Let me know if that is the end result. Otherwise, other than for her own ratings/fame/prestige, I can see and think of no reason for it. Or to watch it. The same as I change the channel on which "48 Hours" and other "investigative" shows appear.
Sarah Hipple says
Wow. This sounds interesting. I've been listening to a few podcasts, but never heard of this one.
I can see why it's captured so many people's interest/passion.
But it also sounds a little horrific – learning all the gruesome details about a potentially innocent convicted murderer and this woman's death. Of course, no wonder it's attracted attention – we're all drawn to a heartbreaking (good) story.
Thanks for sharing.
Bernardo Montes de Oca says
It seems to have caught everybody–the new serial virus. I will have to listen to it. We follow a lot of podcasts because of my job (journalism) so I'll add this one to the list.
I am very intrigued to hear Koenig and her transparent bias, given that we vow as journalists to avoid it.
Thanks for the great post!
I know I'm coming into this discussion late, but I listened to the podcast, week by week–obsessively–and came to the conclusion that Adnan is guilty. I think it makes a great story for him to be innocent, but I just don't think he was.

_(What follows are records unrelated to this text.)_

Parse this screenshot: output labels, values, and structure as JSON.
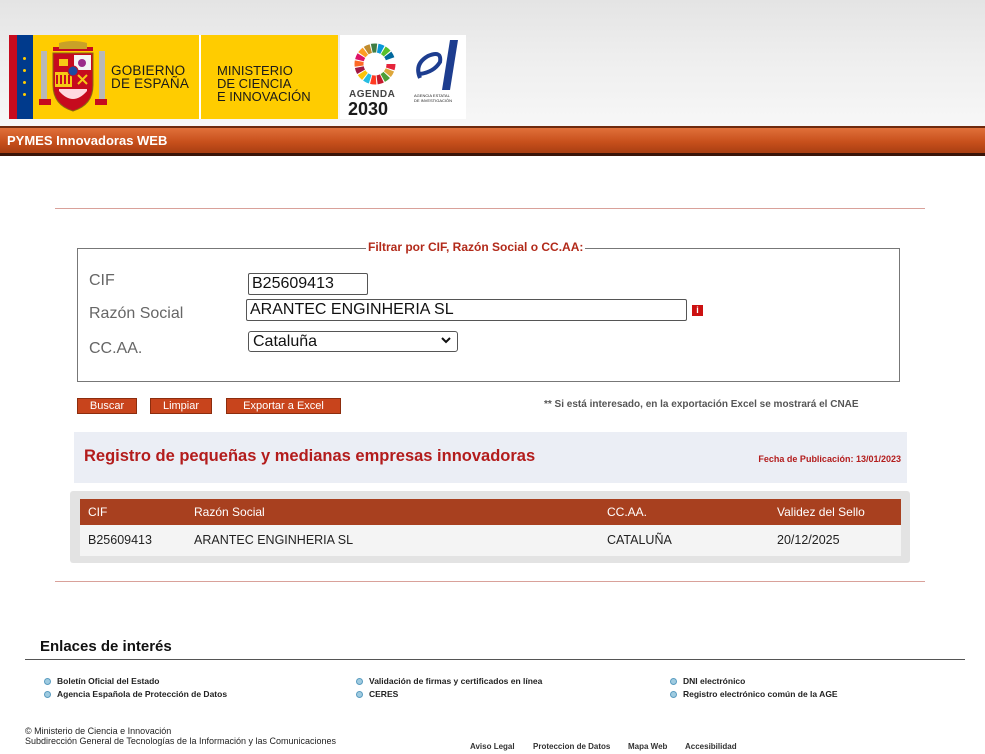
{
  "header": {
    "gobierno_line1": "GOBIERNO",
    "gobierno_line2": "DE ESPAÑA",
    "ministerio_line1": "MINISTERIO",
    "ministerio_line2": "DE CIENCIA",
    "ministerio_line3": "E INNOVACIÓN",
    "agenda_line1": "AGENDA",
    "agenda_line2": "2030",
    "aei_text": "AGENCIA ESTATAL DE INVESTIGACIÓN"
  },
  "titlebar": {
    "title": "PYMES Innovadoras WEB"
  },
  "filter": {
    "legend": "Filtrar por CIF, Razón Social o CC.AA:",
    "cif_label": "CIF",
    "cif_value": "B25609413",
    "razon_label": "Razón Social",
    "razon_value": "ARANTEC ENGINHERIA SL",
    "ccaa_label": "CC.AA.",
    "ccaa_value": "Cataluña"
  },
  "buttons": {
    "buscar": "Buscar",
    "limpiar": "Limpiar",
    "exportar": "Exportar a Excel"
  },
  "note": "** Si está interesado, en la exportación Excel se mostrará el CNAE",
  "registro": {
    "title": "Registro de pequeñas y medianas empresas innovadoras",
    "fecha": "Fecha de Publicación: 13/01/2023"
  },
  "table": {
    "headers": [
      "CIF",
      "Razón Social",
      "CC.AA.",
      "Validez del Sello"
    ],
    "rows": [
      [
        "B25609413",
        "ARANTEC ENGINHERIA SL",
        "CATALUÑA",
        "20/12/2025"
      ]
    ]
  },
  "links": {
    "title": "Enlaces de interés",
    "items": [
      "Boletín Oficial del Estado",
      "Agencia Española de Protección de Datos",
      "Validación de firmas y certificados en línea",
      "CERES",
      "DNI electrónico",
      "Registro electrónico común de la AGE"
    ]
  },
  "footer": {
    "copy_line1": "© Ministerio de Ciencia e Innovación",
    "copy_line2": "Subdirección General de Tecnologías de la Información y las Comunicaciones",
    "aviso": "Aviso Legal",
    "proteccion": "Proteccion de Datos",
    "mapa": "Mapa Web",
    "accesibilidad": "Accesibilidad"
  },
  "colors": {
    "accent": "#c8441c",
    "title_red": "#b31c1c",
    "header_yellow": "#ffcc00"
  }
}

I was recently on a jury. It was a six week triple homicide case. I think that being on this jury has also influenced how I think of this story. In my case, we found the defendants (there were 3 of them) guilty. They were recently sentenced to life in prison, without parole. It was something that I, and my fellow jurors, took extremely seriously. We took copious notes and when we were finally able to deliberate, we did so respectfully and thoroughly. No one else, besides the judge and the defendant's mothers were at the trial every single day. Reporters flitted in and out, the victims' families flitted in and out, we were the only ones who heard the entire testimony. Everyday.
I'm not saying that juries can't make mistakes or that prosecutors or defense attorneys might not do their jobs well, but–after my experience–I believe in the system that has been so carefully set up. I think that in most cases, it works.
The fact that Koenig wasn't able to prove Adnan innocent was enough for me. It was so obvious that she wanted to be innocent, and yet–she couldn't prove it.
Petrea Burchard says
Adnan Syed has been granted an appeal.
Kristen Pham says
I loved this series. I've been following Sarah on This American Life, but she completely upped her game with this series. Now I'm wondering if her next topic will be this compelling.